John Storgårds & Matthew McDonald
Saturday, June 4, 2022
Berliner Philharmonie, Herbert-von-Karajan-Straße, Berlin
This latest Berlin webcast opened with Carl Nielsen’s Helios Overture, music that starts in the depths of the orchestra and gradually – via gently calling then proudly proclaiming horns and trumpet fanfares – dawns the sun and arcs it to its highest point to brighten the landscape and invest energy all-round before dusk sets in, if here just a little restrained from the Berliners although John Storgårds is a distinguished conductor of Nielsen’s output, including recording the six Symphonies for Chandos with the BBC Phil.
Following the interval, in Bruckner Six, Storgårds kept the first movement on the move without undermining the Majestoso marking too much while seeking an across-the-whole integration of episodes that generally came off well, although a little more flexibility was occasionally needed, yet there was too much in the coda with something of a spurt to the finishing post. Good balance, however, with brass embedded the strings were always clear. The Adagio was initially a little hasty if soon settling into something sublime and ultimately hushed, followed by a pacy Scherzo and a woodland-exploring Trio. The Finale strode forward purposefully, quite fiery, and with less lingering (to advantage) than has become the norm in the reflective ‘slow moment’ roughly halfway through. The ultimate coda, built towards stealthily, was jubilant.
Two nights ago saw the premiere of Gerald Barry’s From the Bitter Tears of Petra von Kant, a Berliner Philharmoniker commission for its principal bassist Matthew McDonald.
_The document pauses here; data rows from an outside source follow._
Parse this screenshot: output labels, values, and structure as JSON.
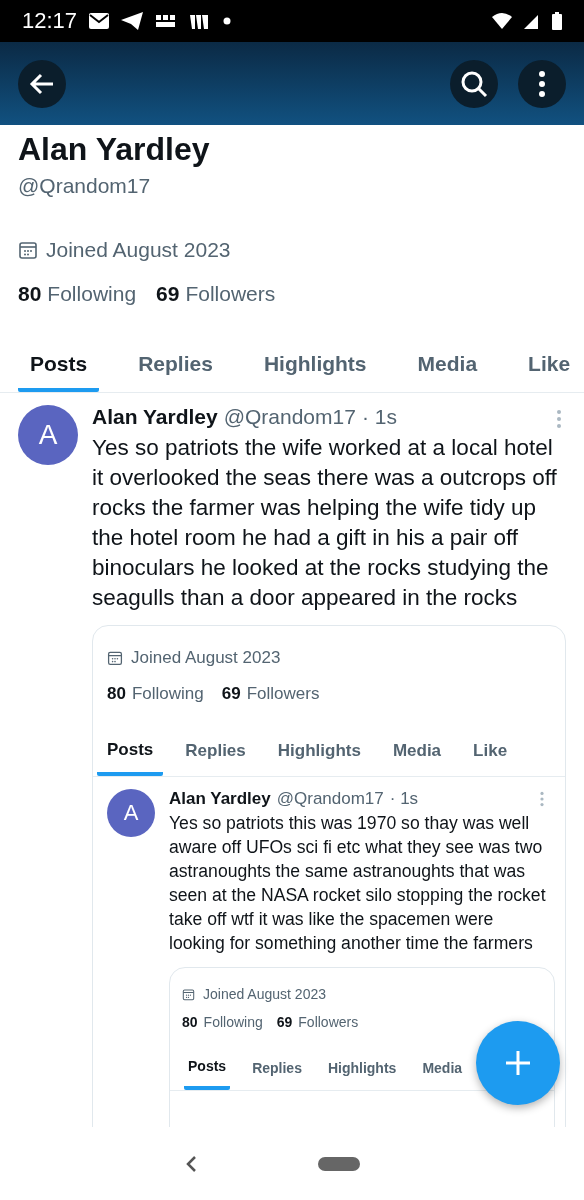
{
  "status_bar": {
    "time": "12:17"
  },
  "profile": {
    "name": "Alan Yardley",
    "handle": "@Qrandom17",
    "joined": "Joined August 2023",
    "following_count": "80",
    "following_label": "Following",
    "followers_count": "69",
    "followers_label": "Followers"
  },
  "tabs": [
    {
      "label": "Posts",
      "selected": true
    },
    {
      "label": "Replies",
      "selected": false
    },
    {
      "label": "Highlights",
      "selected": false
    },
    {
      "label": "Media",
      "selected": false
    },
    {
      "label": "Like",
      "selected": false
    }
  ],
  "post": {
    "avatar_letter": "A",
    "author": "Alan Yardley",
    "handle": "@Qrandom17",
    "time": "· 1s",
    "text": "Yes so patriots the wife worked at a local hotel it overlooked the seas there was a outcrops off rocks  the farmer was helping the wife tidy up the hotel room he had a gift in his a pair off binoculars he looked at the rocks studying the seagulls than a door appeared in the rocks",
    "embed": {
      "joined": "Joined August 2023",
      "following_count": "80",
      "following_label": "Following",
      "followers_count": "69",
      "followers_label": "Followers",
      "tabs": [
        {
          "label": "Posts",
          "selected": true
        },
        {
          "label": "Replies",
          "selected": false
        },
        {
          "label": "Highlights",
          "selected": false
        },
        {
          "label": "Media",
          "selected": false
        },
        {
          "label": "Like",
          "selected": false
        }
      ],
      "post": {
        "avatar_letter": "A",
        "author": "Alan Yardley",
        "handle": "@Qrandom17",
        "time": "· 1s",
        "text": "Yes so patriots this was 1970 so thay was well aware off UFOs sci fi etc  what they see was two astranoughts the same astranoughts that was seen at the NASA rocket silo stopping the rocket take off wtf it was like the spacemen were looking for something another time the farmers",
        "embed": {
          "joined": "Joined August 2023",
          "following_count": "80",
          "following_label": "Following",
          "followers_count": "69",
          "followers_label": "Followers",
          "tabs": [
            {
              "label": "Posts",
              "selected": true
            },
            {
              "label": "Replies",
              "selected": false
            },
            {
              "label": "Highlights",
              "selected": false
            },
            {
              "label": "Media",
              "selected": false
            }
          ]
        }
      }
    }
  }
}
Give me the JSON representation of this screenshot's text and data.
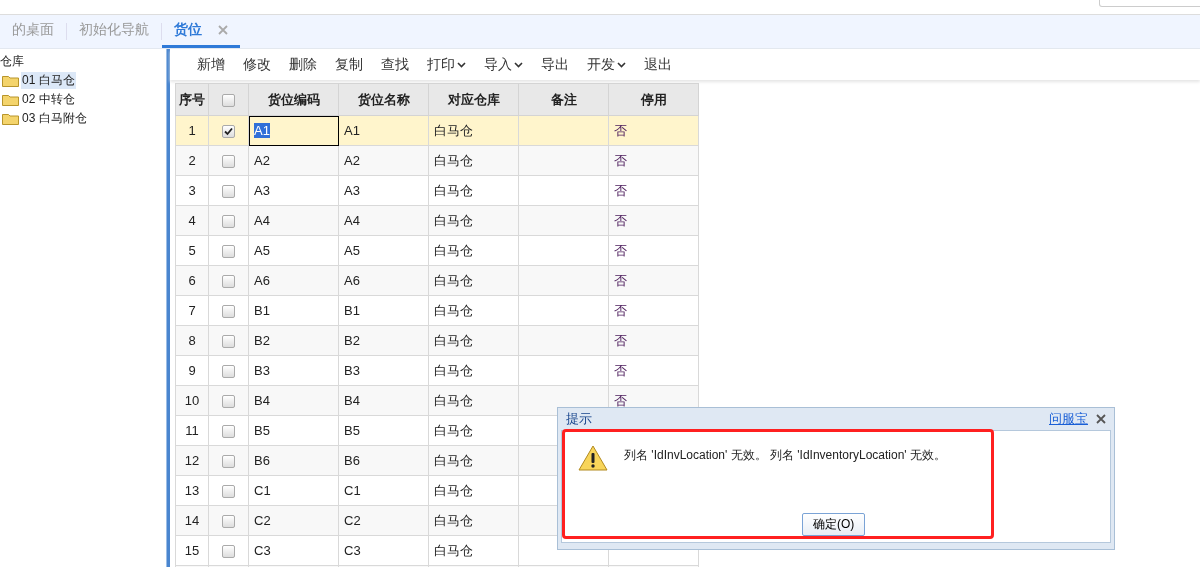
{
  "tabs": [
    {
      "label": "的桌面",
      "selected": false,
      "closable": false
    },
    {
      "label": "初始化导航",
      "selected": false,
      "closable": false
    },
    {
      "label": "货位",
      "selected": true,
      "closable": true
    }
  ],
  "tree": {
    "label": "仓库",
    "children": [
      {
        "label": "01 白马仓",
        "selected": true
      },
      {
        "label": "02 中转仓",
        "selected": false
      },
      {
        "label": "03 白马附仓",
        "selected": false
      }
    ]
  },
  "toolbar": [
    {
      "label": "新增",
      "dropdown": false
    },
    {
      "label": "修改",
      "dropdown": false
    },
    {
      "label": "删除",
      "dropdown": false
    },
    {
      "label": "复制",
      "dropdown": false
    },
    {
      "label": "查找",
      "dropdown": false
    },
    {
      "label": "打印",
      "dropdown": true
    },
    {
      "label": "导入",
      "dropdown": true
    },
    {
      "label": "导出",
      "dropdown": false
    },
    {
      "label": "开发",
      "dropdown": true
    },
    {
      "label": "退出",
      "dropdown": false
    }
  ],
  "table": {
    "all_checked": false,
    "columns": [
      "序号",
      "货位编码",
      "货位名称",
      "对应仓库",
      "备注",
      "停用"
    ],
    "rows": [
      {
        "index": "1",
        "checked": true,
        "selected": true,
        "code": "A1",
        "name": "A1",
        "warehouse": "白马仓",
        "disabled": "否"
      },
      {
        "index": "2",
        "checked": false,
        "selected": false,
        "code": "A2",
        "name": "A2",
        "warehouse": "白马仓",
        "disabled": "否"
      },
      {
        "index": "3",
        "checked": false,
        "selected": false,
        "code": "A3",
        "name": "A3",
        "warehouse": "白马仓",
        "disabled": "否"
      },
      {
        "index": "4",
        "checked": false,
        "selected": false,
        "code": "A4",
        "name": "A4",
        "warehouse": "白马仓",
        "disabled": "否"
      },
      {
        "index": "5",
        "checked": false,
        "selected": false,
        "code": "A5",
        "name": "A5",
        "warehouse": "白马仓",
        "disabled": "否"
      },
      {
        "index": "6",
        "checked": false,
        "selected": false,
        "code": "A6",
        "name": "A6",
        "warehouse": "白马仓",
        "disabled": "否"
      },
      {
        "index": "7",
        "checked": false,
        "selected": false,
        "code": "B1",
        "name": "B1",
        "warehouse": "白马仓",
        "disabled": "否"
      },
      {
        "index": "8",
        "checked": false,
        "selected": false,
        "code": "B2",
        "name": "B2",
        "warehouse": "白马仓",
        "disabled": "否"
      },
      {
        "index": "9",
        "checked": false,
        "selected": false,
        "code": "B3",
        "name": "B3",
        "warehouse": "白马仓",
        "disabled": "否"
      },
      {
        "index": "10",
        "checked": false,
        "selected": false,
        "code": "B4",
        "name": "B4",
        "warehouse": "白马仓",
        "disabled": "否"
      },
      {
        "index": "11",
        "checked": false,
        "selected": false,
        "code": "B5",
        "name": "B5",
        "warehouse": "白马仓"
      },
      {
        "index": "12",
        "checked": false,
        "selected": false,
        "code": "B6",
        "name": "B6",
        "warehouse": "白马仓"
      },
      {
        "index": "13",
        "checked": false,
        "selected": false,
        "code": "C1",
        "name": "C1",
        "warehouse": "白马仓"
      },
      {
        "index": "14",
        "checked": false,
        "selected": false,
        "code": "C2",
        "name": "C2",
        "warehouse": "白马仓"
      },
      {
        "index": "15",
        "checked": false,
        "selected": false,
        "code": "C3",
        "name": "C3",
        "warehouse": "白马仓"
      }
    ]
  },
  "dialog": {
    "title": "提示",
    "link": "问服宝",
    "message": "列名 'IdInvLocation' 无效。 列名 'IdInventoryLocation' 无效。",
    "ok_label": "确定(O)",
    "highlighted": true
  }
}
Barry has returned to Act II of his Petra Kant opera (using as the libretto Fassbender’s screenplay for his film version) and has fashioned an active, sleight-of-hand, concert score that is full of vivid characterisations, such as horns suggesting car hooters (maybe) and wildly trilling clarinets and xylophone as a doorbell, says the composer, who also likens the solo double bass part to an animal burrowing underground. The music, recalling Stravinsky post-Diaghilev and before his severe final phase, is mercurial and incident-packed, mostly fast-paced cartoon-style, of rhythmic panache (every time-signature imaginable must be in there, somewhere) and requires quick ears, the textures enlivened by capricious changes of timbre within the full-complement orchestration in music that is not without humour and cat-and-mouse games. This third performance found the Berliners on top of Barry’s demands, Storgårds’s baton working overtime, and McDonald was utterly brilliant in what is a first-among-equals role, burrowing upwards for an in-keeping cadenza. Maybe this twenty-four-minute creation is a little too long (at twenty I thought that’s enough) but From… is certainly inventive and engaging with plenty to return to. McDonald signed-off with a whistle.